----- RECORDED DATA -----
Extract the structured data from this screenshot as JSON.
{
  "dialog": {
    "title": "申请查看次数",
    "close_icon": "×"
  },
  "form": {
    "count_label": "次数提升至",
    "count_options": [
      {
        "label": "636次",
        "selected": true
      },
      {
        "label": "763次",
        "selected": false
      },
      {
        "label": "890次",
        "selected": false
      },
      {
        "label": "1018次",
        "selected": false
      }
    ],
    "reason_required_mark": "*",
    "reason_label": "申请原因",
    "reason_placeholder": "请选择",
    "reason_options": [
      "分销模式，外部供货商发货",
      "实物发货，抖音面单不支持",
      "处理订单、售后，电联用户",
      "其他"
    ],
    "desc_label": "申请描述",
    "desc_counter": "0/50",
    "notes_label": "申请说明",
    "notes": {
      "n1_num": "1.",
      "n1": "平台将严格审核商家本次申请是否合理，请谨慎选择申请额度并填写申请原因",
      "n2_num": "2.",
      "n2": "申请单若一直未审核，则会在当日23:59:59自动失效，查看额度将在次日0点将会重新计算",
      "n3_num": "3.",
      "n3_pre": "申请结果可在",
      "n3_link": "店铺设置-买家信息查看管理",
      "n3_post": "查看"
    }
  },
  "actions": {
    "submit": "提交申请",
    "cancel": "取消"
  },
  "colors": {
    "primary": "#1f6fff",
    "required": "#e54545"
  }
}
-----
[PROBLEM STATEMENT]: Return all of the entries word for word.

[EXERCISE SOLUTION]:
Extract the structured data from this screenshot as JSON.
{
  "dialog": {
    "title": "申请查看次数",
    "close_icon": "×"
  },
  "form": {
    "count_label": "次数提升至",
    "count_options": [
      {
        "label": "636次",
        "selected": true
      },
      {
        "label": "763次",
        "selected": false
      },
      {
        "label": "890次",
        "selected": false
      },
      {
        "label": "1018次",
        "selected": false
      }
    ],
    "reason_required_mark": "*",
    "reason_label": "申请原因",
    "reason_placeholder": "请选择",
    "reason_options": [
      "分销模式，外部供货商发货",
      "实物发货，抖音面单不支持",
      "处理订单、售后，电联用户",
      "其他"
    ],
    "desc_label": "申请描述",
    "desc_counter": "0/50",
    "notes_label": "申请说明",
    "notes": {
      "n1_num": "1.",
      "n1": "平台将严格审核商家本次申请是否合理，请谨慎选择申请额度并填写申请原因",
      "n2_num": "2.",
      "n2": "申请单若一直未审核，则会在当日23:59:59自动失效，查看额度将在次日0点将会重新计算",
      "n3_num": "3.",
      "n3_pre": "申请结果可在",
      "n3_link": "店铺设置-买家信息查看管理",
      "n3_post": "查看"
    }
  },
  "actions": {
    "submit": "提交申请",
    "cancel": "取消"
  },
  "colors": {
    "primary": "#1f6fff",
    "required": "#e54545"
  }
}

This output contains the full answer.